* _AIM OF THE TASK_: Scan the records for "JSON". Show the matching lines.

* _ENTRIES SUPPLIED_:

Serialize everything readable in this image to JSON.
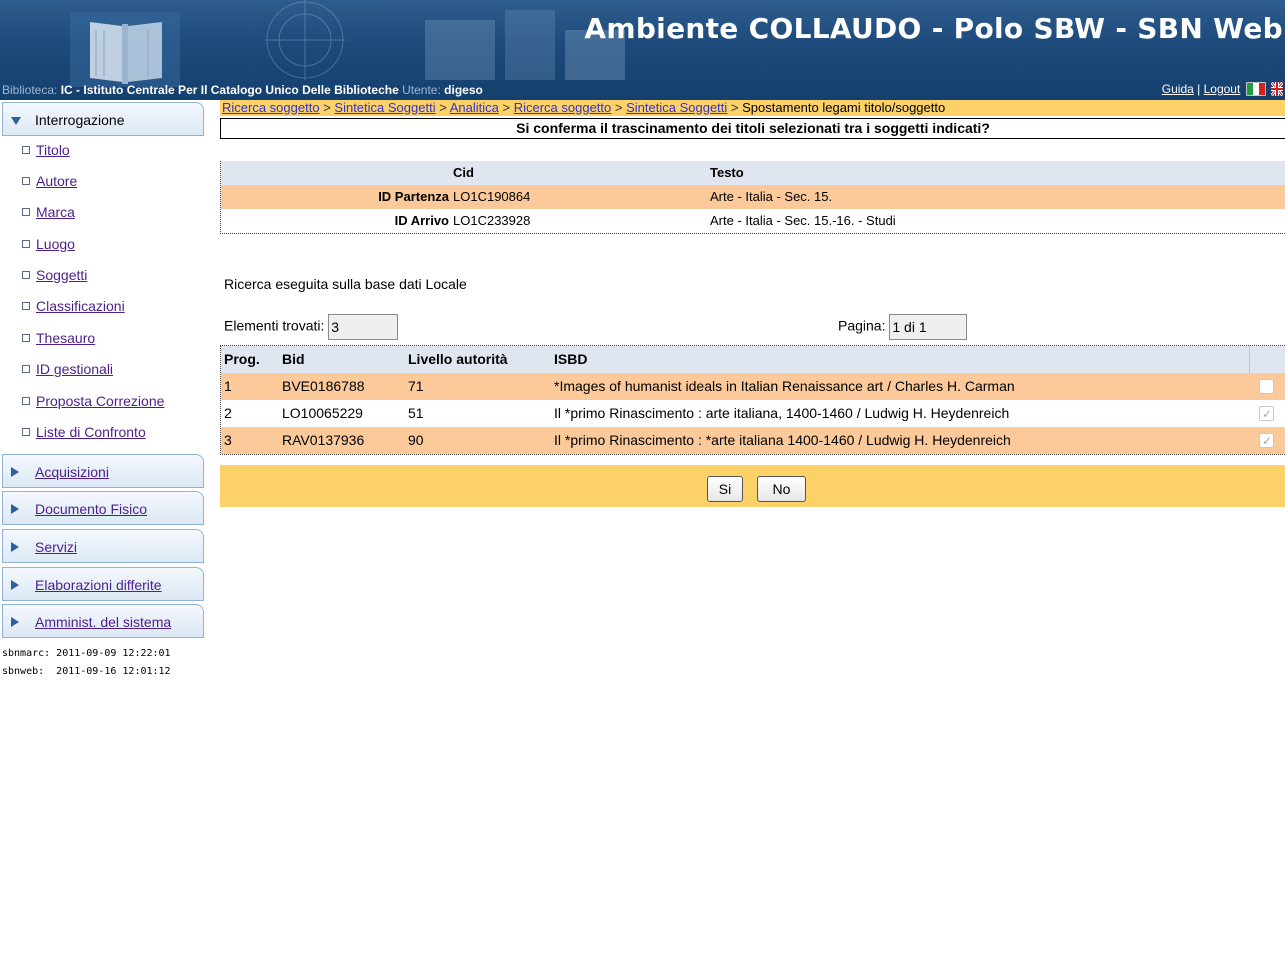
{
  "header": {
    "title": "Ambiente COLLAUDO - Polo SBW - SBN Web",
    "biblioteca_label": "Biblioteca:",
    "biblioteca_code": "IC",
    "biblioteca_name": " - Istituto Centrale Per Il Catalogo Unico Delle Biblioteche",
    "utente_label": "Utente:",
    "utente_value": "digeso",
    "guida_link": "Guida",
    "separator": "|",
    "logout_link": "Logout"
  },
  "sidebar": {
    "interrogazione": "Interrogazione",
    "items": [
      "Titolo",
      "Autore",
      "Marca",
      "Luogo",
      "Soggetti",
      "Classificazioni",
      "Thesauro",
      "ID gestionali",
      "Proposta Correzione",
      "Liste di Confronto"
    ],
    "sections": [
      "Acquisizioni",
      "Documento Fisico",
      "Servizi",
      "Elaborazioni differite",
      "Amminist. del sistema"
    ],
    "stamps": [
      "sbnmarc: 2011-09-09 12:22:01",
      "sbnweb:  2011-09-16 12:01:12"
    ]
  },
  "breadcrumb": {
    "links": [
      "Ricerca soggetto",
      "Sintetica Soggetti",
      "Analitica",
      "Ricerca soggetto",
      "Sintetica Soggetti"
    ],
    "separator": ">",
    "current": "Spostamento legami titolo/soggetto"
  },
  "confirm_message": "Si conferma il trascinamento dei titoli selezionati tra i soggetti indicati?",
  "ids_table": {
    "col_cid": "Cid",
    "col_testo": "Testo",
    "rows": [
      {
        "label": "ID Partenza",
        "cid": "LO1C190864",
        "testo": "Arte - Italia - Sec. 15."
      },
      {
        "label": "ID Arrivo",
        "cid": "LO1C233928",
        "testo": "Arte - Italia - Sec. 15.-16. - Studi"
      }
    ]
  },
  "db_note": "Ricerca eseguita sulla base dati Locale",
  "found_label": "Elementi trovati:",
  "found_value": "3",
  "page_label": "Pagina:",
  "page_value": "1 di 1",
  "results": {
    "headers": [
      "Prog.",
      "Bid",
      "Livello autorità",
      "ISBD"
    ],
    "rows": [
      {
        "prog": "1",
        "bid": "BVE0186788",
        "livello": "71",
        "isbd": "*Images of humanist ideals in Italian Renaissance art / Charles H. Carman",
        "checked": false
      },
      {
        "prog": "2",
        "bid": "LO10065229",
        "livello": "51",
        "isbd": "Il *primo Rinascimento : arte italiana, 1400-1460 / Ludwig H. Heydenreich",
        "checked": true
      },
      {
        "prog": "3",
        "bid": "RAV0137936",
        "livello": "90",
        "isbd": "Il *primo Rinascimento : *arte italiana 1400-1460 / Ludwig H. Heydenreich",
        "checked": true
      }
    ]
  },
  "buttons": {
    "si": "Si",
    "no": "No"
  },
  "colors": {
    "header_blue": "#1d4a7a",
    "orange_row": "#fbc99a",
    "yellow_bar": "#fcd268",
    "head_grey_blue": "#dfe6ef"
  }
}
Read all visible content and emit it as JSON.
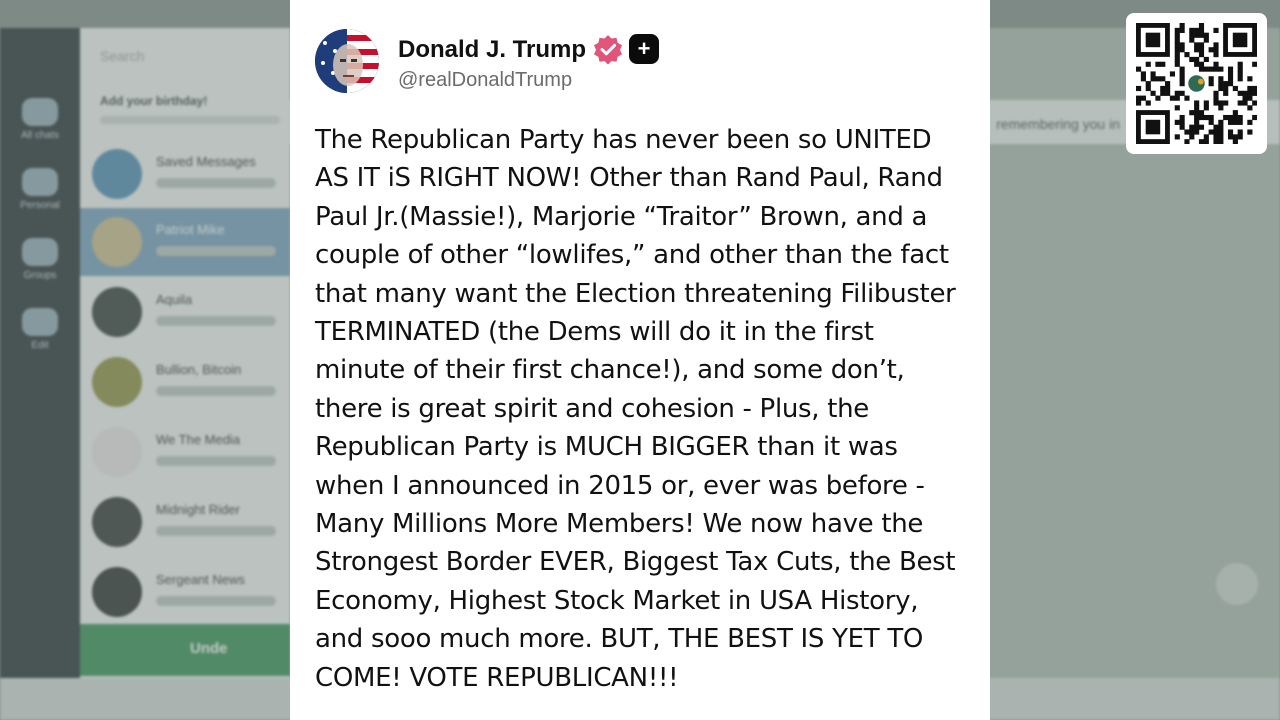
{
  "background_app": {
    "search_placeholder": "Search",
    "birthday_prompt": "Add your birthday!",
    "rail_items": [
      {
        "label": "All chats",
        "icon": "chat-bubbles-icon"
      },
      {
        "label": "Personal",
        "icon": "person-icon"
      },
      {
        "label": "Groups",
        "icon": "group-icon"
      },
      {
        "label": "Edit",
        "icon": "sliders-icon"
      }
    ],
    "chats": [
      {
        "name": "Saved Messages"
      },
      {
        "name": "Patriot Mike"
      },
      {
        "name": "Aquila"
      },
      {
        "name": "Bullion, Bitcoin"
      },
      {
        "name": "We The Media"
      },
      {
        "name": "Midnight Rider"
      },
      {
        "name": "Sergeant News"
      }
    ],
    "topbar_text": "remembering you in",
    "unread_label": "Unde"
  },
  "post": {
    "author_name": "Donald J. Trump",
    "handle": "@realDonaldTrump",
    "plus_badge": "+",
    "body": "The Republican Party has never been so UNITED\nAS IT iS RIGHT NOW! Other than Rand Paul, Rand\nPaul Jr.(Massie!), Marjorie “Traitor” Brown, and a\ncouple of other “lowlifes,” and other than the fact\nthat many want the Election threatening Filibuster\nTERMINATED (the Dems will do it in the first\nminute of their first chance!), and some don’t,\nthere is great spirit and cohesion - Plus, the\nRepublican Party is MUCH BIGGER than it was\nwhen I announced in 2015 or, ever was before -\nMany Millions More Members! We now have the\nStrongest Border EVER, Biggest Tax Cuts, the Best\nEconomy, Highest Stock Market in USA History,\nand sooo much more. BUT, THE BEST IS YET TO\nCOME! VOTE REPUBLICAN!!!"
  },
  "colors": {
    "verified": "#e0567a",
    "card_bg": "#ffffff",
    "text": "#111111",
    "handle": "#6b6b6b"
  }
}
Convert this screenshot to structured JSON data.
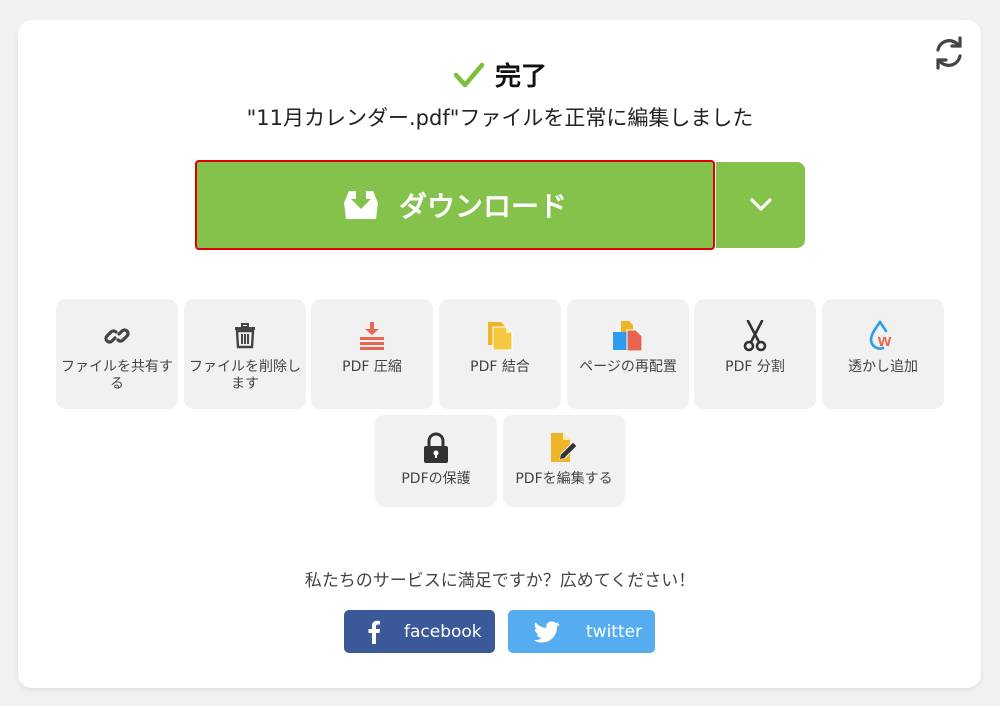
{
  "header": {
    "status_title": "完了",
    "subtitle": "\"11月カレンダー.pdf\"ファイルを正常に編集しました",
    "icons": {
      "check": "check-icon",
      "refresh": "refresh-icon"
    }
  },
  "download": {
    "label": "ダウンロード",
    "icon": "download-tray-icon",
    "dropdown_icon": "chevron-down-icon"
  },
  "tools": [
    {
      "label": "ファイルを共有する",
      "icon": "link-icon"
    },
    {
      "label": "ファイルを削除します",
      "icon": "trash-icon"
    },
    {
      "label": "PDF 圧縮",
      "icon": "compress-icon"
    },
    {
      "label": "PDF 結合",
      "icon": "merge-icon"
    },
    {
      "label": "ページの再配置",
      "icon": "rearrange-pages-icon"
    },
    {
      "label": "PDF 分割",
      "icon": "scissors-icon"
    },
    {
      "label": "透かし追加",
      "icon": "watermark-icon"
    },
    {
      "label": "PDFの保護",
      "icon": "lock-icon"
    },
    {
      "label": "PDFを編集する",
      "icon": "edit-pdf-icon"
    }
  ],
  "share": {
    "question": "私たちのサービスに満足ですか？広めてください！",
    "facebook_label": "facebook",
    "twitter_label": "twitter"
  },
  "colors": {
    "accent_green": "#85c24b",
    "facebook": "#3b5998",
    "twitter": "#55acee",
    "highlight_border": "#e00000",
    "icon_orange": "#f0b429",
    "icon_red": "#e8654f",
    "icon_blue": "#2d9cf0"
  }
}
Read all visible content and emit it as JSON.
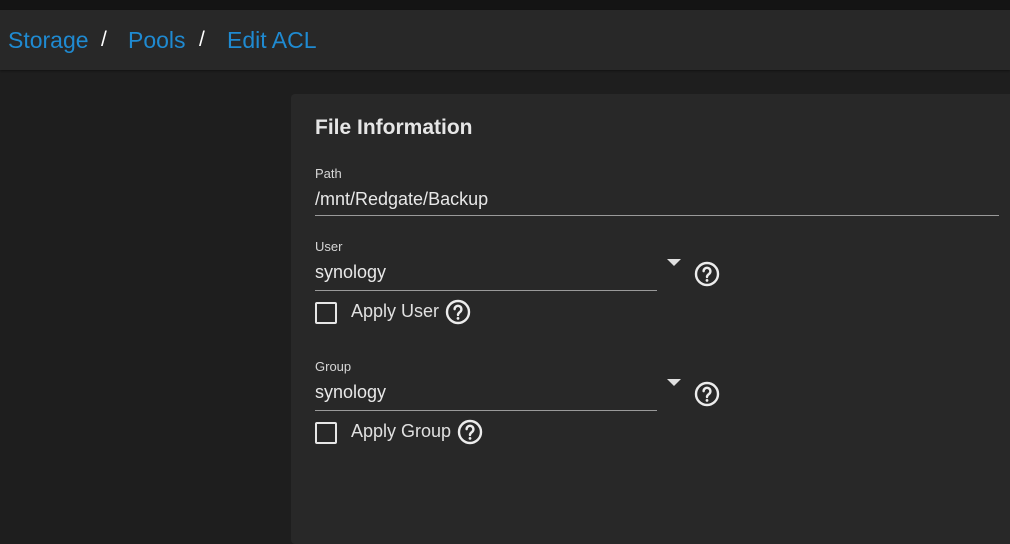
{
  "breadcrumb": {
    "items": [
      "Storage",
      "Pools",
      "Edit ACL"
    ],
    "separator": "/"
  },
  "file_information": {
    "title": "File Information",
    "path": {
      "label": "Path",
      "value": "/mnt/Redgate/Backup"
    },
    "user": {
      "label": "User",
      "value": "synology",
      "apply_label": "Apply User",
      "apply_checked": false
    },
    "group": {
      "label": "Group",
      "value": "synology",
      "apply_label": "Apply Group",
      "apply_checked": false
    }
  },
  "colors": {
    "link": "#1f8ad1",
    "background": "#1e1e1e",
    "card": "#282828",
    "text": "#e8e8e8"
  },
  "icons": {
    "help": "help-circle-icon",
    "dropdown": "chevron-down-icon"
  }
}
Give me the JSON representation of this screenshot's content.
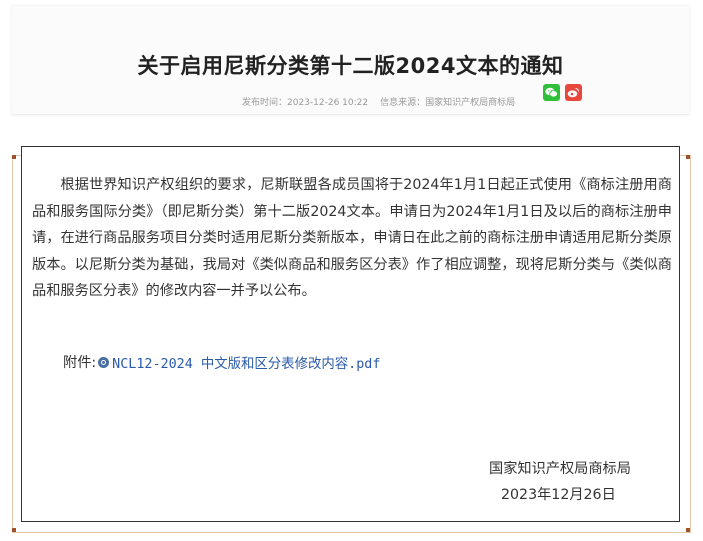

* _RESPONSE TO THIS EXERCISE_:
Serialize everything readable in this image to JSON.
Read all visible content and emit it as JSON.
Convert this screenshot to structured JSON data.
Read all visible content and emit it as JSON.
Give me the JSON representation of this screenshot's content.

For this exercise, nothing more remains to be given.